_TASK DIRECTIONS_
Only the lines that hold the word "into" are wanted from this listing.

┌──

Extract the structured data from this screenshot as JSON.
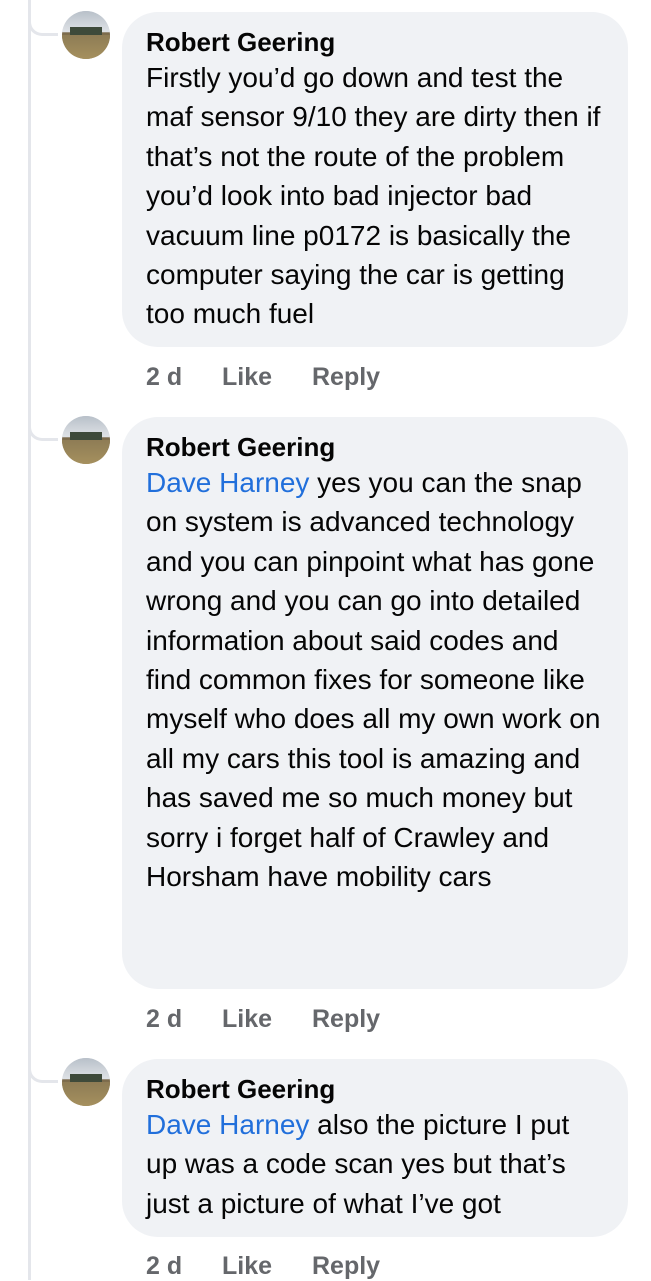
{
  "comments": [
    {
      "author": "Robert Geering",
      "mention": "",
      "text": "Firstly you’d go down and test the maf sensor 9/10 they are dirty then if that’s not the route of the problem you’d look into bad injector bad vacuum line p0172 is basically the computer saying the car is getting too much fuel",
      "time": "2 d",
      "like_label": "Like",
      "reply_label": "Reply"
    },
    {
      "author": "Robert Geering",
      "mention": "Dave Harney",
      "text": " yes you can the snap on system is advanced technology and you can pinpoint what has gone wrong and you can go into detailed information about said codes and find common fixes for someone like myself who does all my own work on all my cars this tool is amazing and has saved me so much money but sorry i forget half of Crawley and Horsham have mobility cars",
      "time": "2 d",
      "like_label": "Like",
      "reply_label": "Reply"
    },
    {
      "author": "Robert Geering",
      "mention": "Dave Harney",
      "text": " also the picture I put up was a code scan yes but that’s just a picture of what I’ve got",
      "time": "2 d",
      "like_label": "Like",
      "reply_label": "Reply"
    }
  ],
  "colors": {
    "bubble": "#f0f2f5",
    "mention": "#216fdb",
    "meta": "#65676b"
  },
  "icons": {
    "avatar": "profile-photo-field-icon"
  }
}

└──

_TASK SOLUTION_
      "text": "Firstly you’d go down and test the maf sensor 9/10 they are dirty then if that’s not the route of the problem you’d look into bad injector bad vacuum line p0172 is basically the computer saying the car is getting too much fuel",
      "text": " yes you can the snap on system is advanced technology and you can pinpoint what has gone wrong and you can go into detailed information about said codes and find common fixes for someone like myself who does all my own work on all my cars this tool is amazing and has saved me so much money but sorry i forget half of Crawley and Horsham have mobility cars",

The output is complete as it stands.